- Changes in the behavior of climate patterns like the El Niño/Southern Oscillation (ENSO), the Pacific Decadal Oscillation (PDO), and the Arctic Oscillation (AO) are projected by most models, but the observed behavior of these patterns is not well represented in models. As a result, there is no conclusive evidence as to how climate patterns such as ENSO, PDO, and the AO may change in the future.
For More Information
Climate Change Streamflow Scenarios
To assist water resources planners and decision makers in assessing their
vulnerability to projected future climate change, the CIG has developed
change streamflow scenarios tool for converting regional historical

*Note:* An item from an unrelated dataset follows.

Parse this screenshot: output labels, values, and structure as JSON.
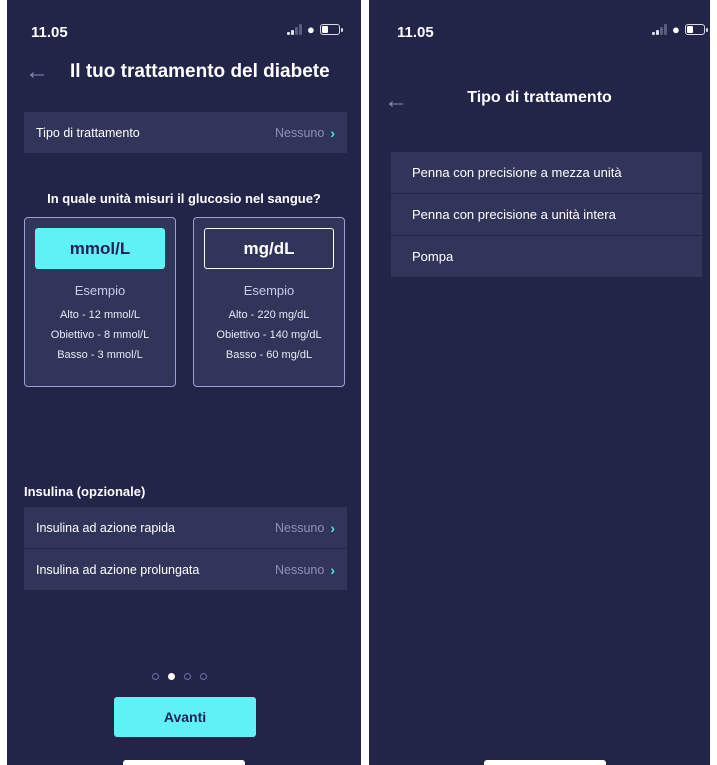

streamflow records into projected future streamflows for the 2020s and the
2040s. The streamflow scenarios, which are free to the public, can be directly
incorporated into existing planning methods (such as critical period analysis)
Planning for Climate Change
Decisions made today can shape future vulnerability to a variety of stresses, including climate change. An examination of the possible impacts of future climate changes provides valuable information that can be used to inform planning in the PNW. The CIG provides numerous resources, including climate change scenarios, the climate change streamflow scenarios tool, and consultancy-based climate impacts studies, to support the inclusion of climate change information in PNW resource management and planning.
What about uncertainty? Continued research on the global climate system and PNW environment will continue to expand our understanding of climate change impacts. The absence of "perfect information" should not, however, prevent planning for climate change. Good decisions can be made in spite of the uncertainty associated with projected changes, just as good decisions are made in spite of uncertainty about other factors, such as future economic conditions or rates of population growth. Careful consideration of the range of projected climate impacts, combined with an analysis of a resource's vulnerability to these impacts, will support prudent approaches to planning.
For More Information
Caveats and Cautions
Regional signal. Global climate models are not designed to simulate regional climate. Important regional features like mountain ranges and estuaries are missing. The pattern of changes in temperature, however, is expected to be (and has been in the past) fairly similar across the whole region.
Climate variables. Models simulate observed patterns of temperature better than observed sea-level pressure (a representation of atmospheric circulation and common weather features), and they simulate sea-level pressure better than precipitation. Consequently, we have highest confidence in projections of temperature change, less confidence in projections of changes in atmospheric circulation, and lowest confidence in simulations of precipitation. Other details of climate that are badly simulated in present climate, such as changes in the frequency or intensity of storms, are probably unreliable in future climates as well.
Rates of increase of CO2. Most of the simulations we examined were performed several years ago by modeling centers that chose a 1%/year scenario for growth of greenhouse gases. While the 1%/year scenario leads to unrealistically high values by the end of the 21st century, the scenario’s CO2 concentrations for the first half of the 21st century are within the range of more sophisticated modeling approaches and therefore serve as a good guide for assessing climate impacts through mid-century.
Contrasts within the region. Simulations with a regional model (a climate model with very high spatial resolution) suggest a few important respects in which climate change may differ from the projections of the global models. For example, warming may proceed more quickly at higher elevations than in the lowlands owing to snow-albedo feedback: when snow cover is reduced, it enhances absorption of solar radiation and warms the surface more (Leung et al. 2003).